Palestinian group questions motives in Lebanon to disarm them
The head of Syrian-backed Fatah al-Intifada (Fatah- Uprising) questioned Monday why the Lebanese government was urging the disarming of Palestinian groups which have bases outside the 12 Palestinian camps in Lebanon, dpa reported.
Abu Moussa, who is based in Syria, was quoted by Lebanese media as saying that his movement's weapons have never harmed Lebanon's national security.
"The Palestinian weapons, both inside and out of the camps, are part of the resistance against Israel" and that "those weapons intend to benefit the nation, the resistance and Lebanon's security," he said.
Some 367,000 Palestinian refugees live in the camps spread around Lebanon.
Fatah Uprising has bases located in eastern Lebanon, close to the Syrian-Lebanese border. The group has close links with Hezbollah.
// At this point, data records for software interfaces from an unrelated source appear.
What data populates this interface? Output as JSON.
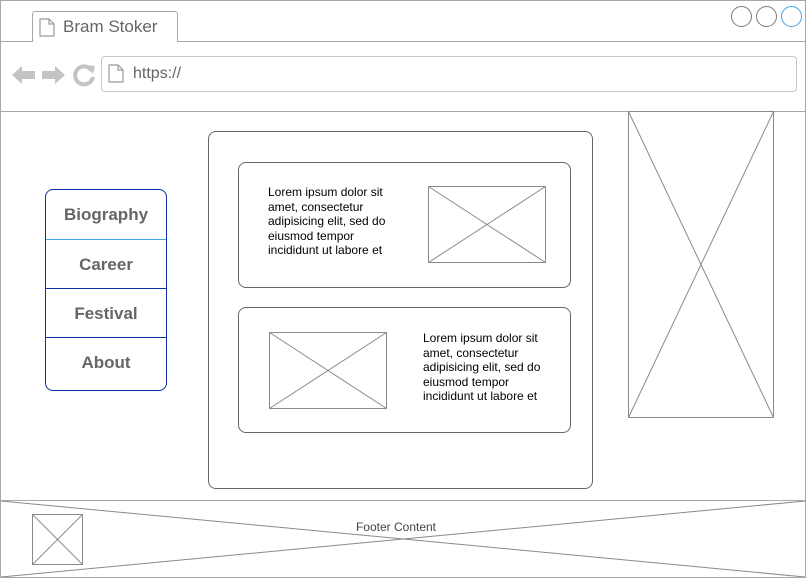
{
  "browser": {
    "tab_title": "Bram Stoker",
    "url": "https://",
    "icons": {
      "tab": "page-icon",
      "back": "arrow-left-icon",
      "forward": "arrow-right-icon",
      "reload": "reload-icon",
      "url": "page-icon"
    },
    "window_buttons": [
      "minimize",
      "restore",
      "maximize"
    ]
  },
  "sidebar": {
    "items": [
      {
        "label": "Biography",
        "active": true
      },
      {
        "label": "Career",
        "active": false
      },
      {
        "label": "Festival",
        "active": false
      },
      {
        "label": "About",
        "active": false
      }
    ]
  },
  "content": {
    "cards": [
      {
        "text": "Lorem ipsum dolor sit amet, consectetur adipisicing elit, sed do eiusmod tempor incididunt ut labore et",
        "image_position": "right"
      },
      {
        "text": "Lorem ipsum dolor sit amet, consectetur adipisicing elit, sed do eiusmod tempor incididunt ut labore et",
        "image_position": "left"
      }
    ]
  },
  "footer": {
    "text": "Footer Content"
  },
  "colors": {
    "border": "#a8a8a8",
    "menu_border": "#0b2ea3",
    "active_accent": "#3ea6e6",
    "text_gray": "#666666"
  }
}
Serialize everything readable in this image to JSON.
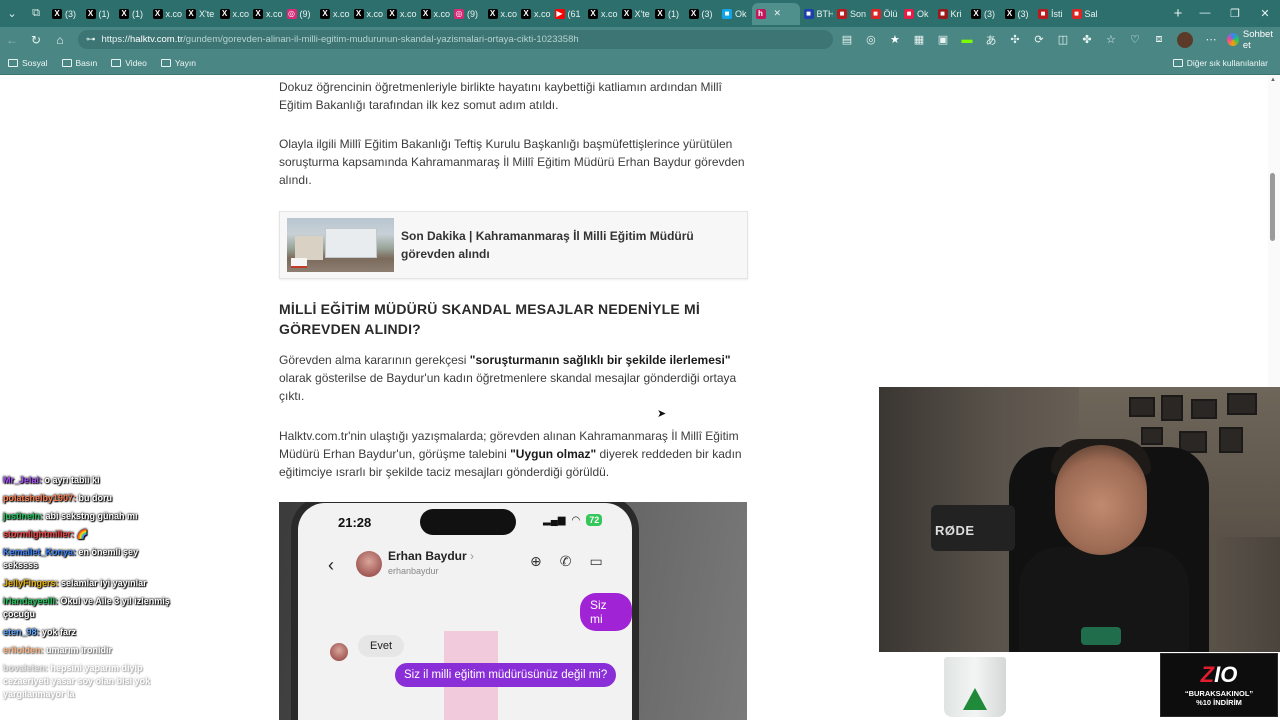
{
  "browser": {
    "tabs": [
      {
        "icon": "x-icon",
        "label": "(3)",
        "color": "#000000"
      },
      {
        "icon": "x-icon",
        "label": "(1)",
        "color": "#000000"
      },
      {
        "icon": "x-icon",
        "label": "(1)",
        "color": "#000000"
      },
      {
        "icon": "x-icon",
        "label": "x.co",
        "color": "#000000"
      },
      {
        "icon": "x-icon",
        "label": "X'te",
        "color": "#000000"
      },
      {
        "icon": "x-icon",
        "label": "x.co",
        "color": "#000000"
      },
      {
        "icon": "x-icon",
        "label": "x.co",
        "color": "#000000"
      },
      {
        "icon": "instagram-icon",
        "label": "(9)",
        "color": "#d62976"
      },
      {
        "icon": "x-icon",
        "label": "x.co",
        "color": "#000000"
      },
      {
        "icon": "x-icon",
        "label": "x.co",
        "color": "#000000"
      },
      {
        "icon": "x-icon",
        "label": "x.co",
        "color": "#000000"
      },
      {
        "icon": "x-icon",
        "label": "x.co",
        "color": "#000000"
      },
      {
        "icon": "instagram-icon",
        "label": "(9)",
        "color": "#d62976"
      },
      {
        "icon": "x-icon",
        "label": "x.co",
        "color": "#000000"
      },
      {
        "icon": "x-icon",
        "label": "x.co",
        "color": "#000000"
      },
      {
        "icon": "youtube-icon",
        "label": "(61",
        "color": "#ff0000"
      },
      {
        "icon": "x-icon",
        "label": "x.co",
        "color": "#000000"
      },
      {
        "icon": "x-icon",
        "label": "X'te",
        "color": "#000000"
      },
      {
        "icon": "x-icon",
        "label": "(1)",
        "color": "#000000"
      },
      {
        "icon": "x-icon",
        "label": "(3)",
        "color": "#000000"
      },
      {
        "icon": "site-icon",
        "label": "Ok",
        "color": "#0ea5e9"
      }
    ],
    "active_tab": {
      "icon": "halktv-icon",
      "label": "",
      "color": "#c2185b"
    },
    "tabs_after": [
      {
        "icon": "site-icon",
        "label": "BTH",
        "color": "#1e40af"
      },
      {
        "icon": "site-icon",
        "label": "Son",
        "color": "#b91c1c"
      },
      {
        "icon": "site-icon",
        "label": "Ölü",
        "color": "#dc2626"
      },
      {
        "icon": "site-icon",
        "label": "Ok",
        "color": "#e11d48"
      },
      {
        "icon": "site-icon",
        "label": "Kri",
        "color": "#991b1b"
      },
      {
        "icon": "x-icon",
        "label": "(3)",
        "color": "#000000"
      },
      {
        "icon": "x-icon",
        "label": "(3)",
        "color": "#000000"
      },
      {
        "icon": "site-icon",
        "label": "İsti",
        "color": "#b91c1c"
      },
      {
        "icon": "site-icon",
        "label": "Sal",
        "color": "#dc2626"
      }
    ],
    "url": {
      "scheme": "https://",
      "domain": "halktv.com.tr",
      "path": "/gundem/gorevden-alinan-il-milli-egitim-mudurunun-skandal-yazismalari-ortaya-cikti-1023358h"
    },
    "chat_button": "Sohbet et",
    "bookmarks": [
      "Sosyal",
      "Basın",
      "Video",
      "Yayın"
    ],
    "other_bookmarks": "Diğer sık kullanılanlar"
  },
  "article": {
    "p1": "Dokuz öğrencinin öğretmenleriyle birlikte hayatını kaybettiği katliamın ardından Millî Eğitim Bakanlığı tarafından ilk kez somut adım atıldı.",
    "p2": "Olayla ilgili Millî Eğitim Bakanlığı Teftiş Kurulu Başkanlığı başmüfettişlerince yürütülen soruşturma kapsamında Kahramanmaraş İl Millî Eğitim Müdürü Erhan Baydur görevden alındı.",
    "related_title": "Son Dakika | Kahramanmaraş İl Milli Eğitim Müdürü görevden alındı",
    "heading": "MİLLİ EĞİTİM MÜDÜRÜ SKANDAL MESAJLAR NEDENİYLE Mİ GÖREVDEN ALINDI?",
    "p3_pre": "Görevden alma kararının gerekçesi ",
    "p3_bold": "\"soruşturmanın sağlıklı bir şekilde ilerlemesi\"",
    "p3_post": " olarak gösterilse de Baydur'un kadın öğretmenlere skandal mesajlar gönderdiği ortaya çıktı.",
    "p4_pre": "Halktv.com.tr'nin ulaştığı yazışmalarda; görevden alınan Kahramanmaraş İl Millî Eğitim Müdürü Erhan Baydur'un, görüşme talebini ",
    "p4_bold": "\"Uygun olmaz\"",
    "p4_post": " diyerek reddeden bir kadın eğitimciye ısrarlı bir şekilde taciz mesajları gönderdiği görüldü."
  },
  "phone": {
    "time": "21:28",
    "battery": "72",
    "contact_name": "Erhan Baydur",
    "contact_chevron": "›",
    "contact_handle": "erhanbaydur",
    "msg_out_1": "Siz mi",
    "msg_in_1": "Evet",
    "msg_out_2": "Siz il milli eğitim müdürüsünüz değil mi?"
  },
  "chat": [
    {
      "user": "Mr_Jelal:",
      "text": "o ayrı tabii ki",
      "color": "#a855f7"
    },
    {
      "user": "polatshelby1907:",
      "text": "bu doru",
      "color": "#ff7f50"
    },
    {
      "user": "justinein:",
      "text": "abi sekstng günah mı",
      "color": "#22c55e"
    },
    {
      "user": "stormlightmiller:",
      "text": "🌈",
      "color": "#ef4444"
    },
    {
      "user": "Kemallet_Konya:",
      "text": "en önemli şey sekssss",
      "color": "#3b82f6"
    },
    {
      "user": "JellyFingers:",
      "text": "selamlar iyi yayınlar",
      "color": "#eab308"
    },
    {
      "user": "irlandayeelli:",
      "text": "Okul ve Aile 3 yıl izlenmiş çocuğu",
      "color": "#22c55e"
    },
    {
      "user": "eten_98:",
      "text": "yok farz",
      "color": "#60a5fa"
    },
    {
      "user": "erliolden:",
      "text": "umarım ironidir",
      "color": "#f97316"
    },
    {
      "user": "bovaleten:",
      "text": "hepsini yaparım diyip cezaeriyeti yasar soy olan bisi yok yargılanmayor la",
      "color": "#a3a3a3"
    }
  ],
  "webcam": {
    "mic_brand": "RØDE"
  },
  "sponsor": {
    "logo_z": "Z",
    "logo_rest": "IO",
    "code": "“BURAKSAKINOL”",
    "discount": "%10 İNDİRİM"
  },
  "colors": {
    "browser_chrome": "#2d6f6c",
    "address_bar": "#4a8784",
    "message_purple": "#a024d6"
  }
}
UN Security Council Resolution 1701, which was adopted in 2006 and ended the 33-day Israeli-Hezbollah war in Lebanon, has called on Lebanon to disarm all militias, including Hezbollah.
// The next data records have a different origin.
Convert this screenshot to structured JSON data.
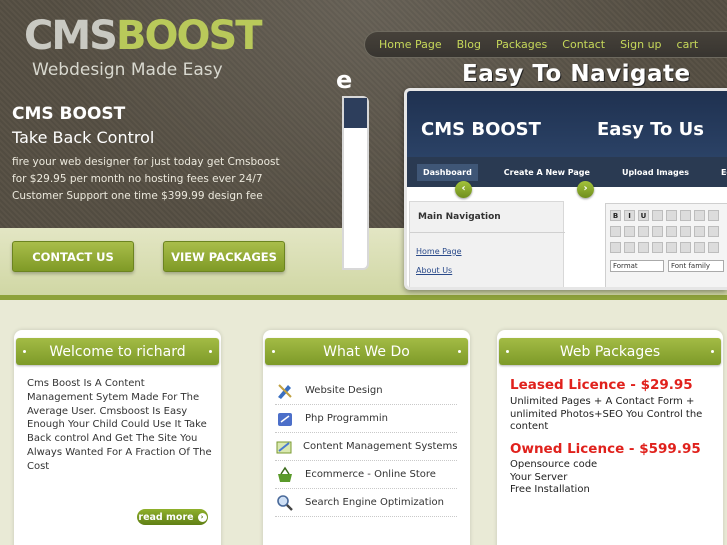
{
  "logo": {
    "part1": "CMS",
    "part2": "BOOST",
    "tagline": "Webdesign Made Easy"
  },
  "nav": [
    "Home Page",
    "Blog",
    "Packages",
    "Contact",
    "Sign up",
    "cart"
  ],
  "hero": {
    "title": "CMS BOOST",
    "subtitle": "Take Back Control",
    "text": "fire your web designer for just today get Cmsboost for $29.95 per month no hosting fees ever 24/7 Customer Support one time $399.99 design fee",
    "contact_button": "CONTACT US",
    "packages_button": "VIEW PACKAGES"
  },
  "slider": {
    "prev_label_fragment": "e",
    "title": "Easy To Navigate",
    "screenshot": {
      "brand": "CMS BOOST",
      "brand_right": "Easy To Us",
      "menu": [
        "Dashboard",
        "Create A New Page",
        "Upload Images",
        "Edit Navigation"
      ],
      "panel_title": "Main Navigation",
      "links": [
        "Home Page",
        "About Us"
      ],
      "editor_format": "Format",
      "editor_font": "Font family"
    },
    "prev_arrow": "‹",
    "next_arrow": "›"
  },
  "welcome": {
    "heading": "Welcome to richard",
    "text": "Cms Boost Is A Content Management Sytem Made For The Average User. Cmsboost Is Easy Enough Your Child Could Use It Take Back control And Get The Site You Always Wanted For A Fraction Of The Cost",
    "read_more": "read more"
  },
  "what_we_do": {
    "heading": "What We Do",
    "items": [
      {
        "label": "Website Design",
        "icon": "design-tools-icon"
      },
      {
        "label": "Php Programmin",
        "icon": "php-icon"
      },
      {
        "label": "Content Management Systems",
        "icon": "cms-edit-icon"
      },
      {
        "label": "Ecommerce - Online Store",
        "icon": "shopping-basket-icon"
      },
      {
        "label": "Search Engine Optimization",
        "icon": "magnifier-icon"
      }
    ]
  },
  "packages": {
    "heading": "Web Packages",
    "leased_title": "Leased Licence - ",
    "leased_price": "$29.95",
    "leased_text": "Unlimited Pages +  A Contact Form + unlimited Photos+SEO You Control the content",
    "owned_title": "Owned Licence - ",
    "owned_price": "$599.95",
    "owned_text_lines": [
      "Opensource code",
      "Your Server",
      "Free Installation"
    ]
  },
  "colors": {
    "accent": "#8ea23a",
    "price": "#e0211c",
    "nav_text": "#c6d85a"
  }
}
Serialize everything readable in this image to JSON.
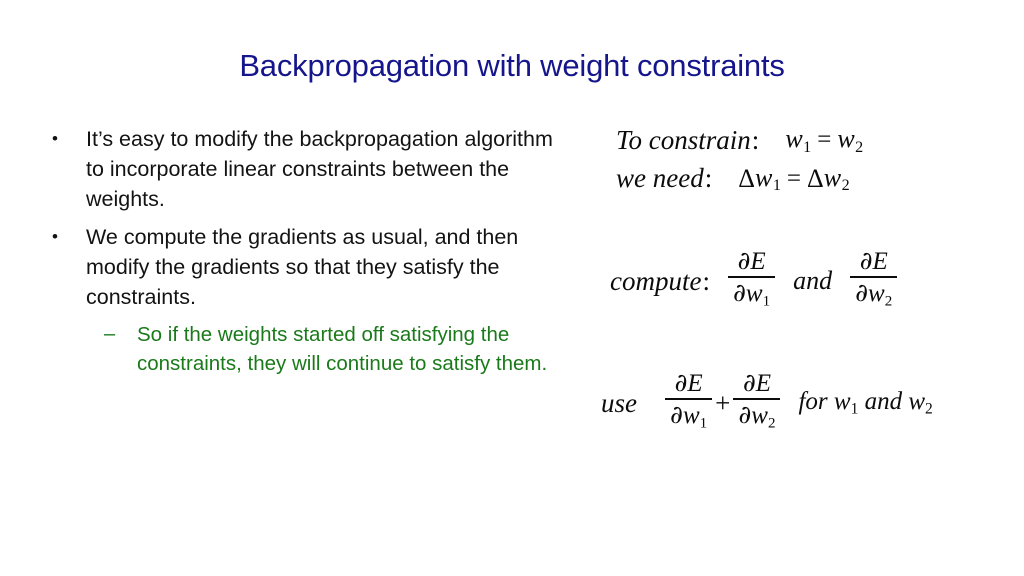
{
  "slide": {
    "title": "Backpropagation with weight constraints",
    "title_color": "#15158c",
    "background_color": "#ffffff",
    "body_color": "#131313",
    "accent_green": "#1a7a1a"
  },
  "bullets": [
    {
      "level": 1,
      "marker": "•",
      "text": "It’s easy to modify the backpropagation algorithm to incorporate linear constraints between the weights.",
      "color": "#131313"
    },
    {
      "level": 1,
      "marker": "•",
      "text": "We compute the gradients as usual, and then modify the gradients so that they satisfy the constraints.",
      "color": "#131313"
    },
    {
      "level": 2,
      "marker": "–",
      "text": "So if the weights started off satisfying the constraints, they will continue to satisfy them.",
      "color": "#1a7a1a"
    }
  ],
  "equations": {
    "constrain": {
      "label": "To  constrain",
      "colon": ":",
      "lhs_var": "w",
      "lhs_sub": "1",
      "operator": "=",
      "rhs_var": "w",
      "rhs_sub": "2",
      "plain": "To constrain: w1 = w2"
    },
    "need": {
      "label": "we  need",
      "colon": ":",
      "delta": "Δ",
      "lhs_var": "w",
      "lhs_sub": "1",
      "operator": "=",
      "rhs_var": "w",
      "rhs_sub": "2",
      "plain": "we need: Δw1 = Δw2"
    },
    "compute": {
      "label": "compute",
      "colon": ":",
      "frac1_num_partial": "∂",
      "frac1_num_var": "E",
      "frac1_den_partial": "∂",
      "frac1_den_var": "w",
      "frac1_den_sub": "1",
      "conjunction": "and",
      "frac2_num_partial": "∂",
      "frac2_num_var": "E",
      "frac2_den_partial": "∂",
      "frac2_den_var": "w",
      "frac2_den_sub": "2",
      "plain": "compute: ∂E/∂w1 and ∂E/∂w2"
    },
    "use": {
      "label": "use",
      "frac1_num_partial": "∂",
      "frac1_num_var": "E",
      "frac1_den_partial": "∂",
      "frac1_den_var": "w",
      "frac1_den_sub": "1",
      "plus": "+",
      "frac2_num_partial": "∂",
      "frac2_num_var": "E",
      "frac2_den_partial": "∂",
      "frac2_den_var": "w",
      "frac2_den_sub": "2",
      "trailing_for": "for",
      "trailing_var1": "w",
      "trailing_sub1": "1",
      "trailing_and": "and",
      "trailing_var2": "w",
      "trailing_sub2": "2",
      "plain": "use ∂E/∂w1 + ∂E/∂w2 for w1 and w2"
    }
  }
}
Security inside inside the 12 Palestinian refugee camps are in the hands of Palestinian groups which are divided in their loyalties between the Hamas in Gaza and the mainstream Fatah Movement in the West Bank.
The Lebanese army is not allowed to enter the Palestinian camps, but they mainly control the entrances.
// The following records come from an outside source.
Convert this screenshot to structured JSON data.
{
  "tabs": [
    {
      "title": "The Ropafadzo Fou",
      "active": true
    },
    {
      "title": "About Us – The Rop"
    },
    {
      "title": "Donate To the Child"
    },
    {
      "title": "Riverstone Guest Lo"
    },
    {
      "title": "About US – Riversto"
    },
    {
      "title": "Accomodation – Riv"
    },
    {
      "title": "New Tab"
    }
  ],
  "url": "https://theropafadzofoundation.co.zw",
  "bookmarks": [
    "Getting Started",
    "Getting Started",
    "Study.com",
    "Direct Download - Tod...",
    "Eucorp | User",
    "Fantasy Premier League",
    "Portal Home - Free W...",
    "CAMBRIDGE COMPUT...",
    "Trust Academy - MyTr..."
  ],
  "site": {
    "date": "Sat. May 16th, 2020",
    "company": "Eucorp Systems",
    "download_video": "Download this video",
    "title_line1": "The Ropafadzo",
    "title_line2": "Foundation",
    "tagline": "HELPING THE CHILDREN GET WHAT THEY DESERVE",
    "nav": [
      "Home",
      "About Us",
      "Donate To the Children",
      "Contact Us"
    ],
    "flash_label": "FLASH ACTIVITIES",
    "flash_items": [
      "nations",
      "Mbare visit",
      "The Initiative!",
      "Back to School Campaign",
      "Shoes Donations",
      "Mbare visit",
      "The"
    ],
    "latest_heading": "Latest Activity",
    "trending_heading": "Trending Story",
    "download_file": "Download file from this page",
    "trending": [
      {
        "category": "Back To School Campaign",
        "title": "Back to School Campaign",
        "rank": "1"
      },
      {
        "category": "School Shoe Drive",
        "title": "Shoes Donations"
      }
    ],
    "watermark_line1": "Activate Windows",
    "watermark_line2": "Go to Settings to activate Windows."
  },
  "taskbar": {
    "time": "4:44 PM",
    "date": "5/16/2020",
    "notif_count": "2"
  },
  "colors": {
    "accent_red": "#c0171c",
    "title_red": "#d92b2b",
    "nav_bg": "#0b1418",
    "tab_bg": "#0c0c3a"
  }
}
Fatah Uprising broke away from the mainstream Fatah movement in 1983, and is today considered a Syrian-backed movement.
A government source said Abu Moussa's statement "is a new challenge for the Lebanese government."
The source said the statement came at a time when the Lebanese cabinet is discussing the issue and is heading towards taking a unanimous decision to ban Palestinian arms outside refugee camps.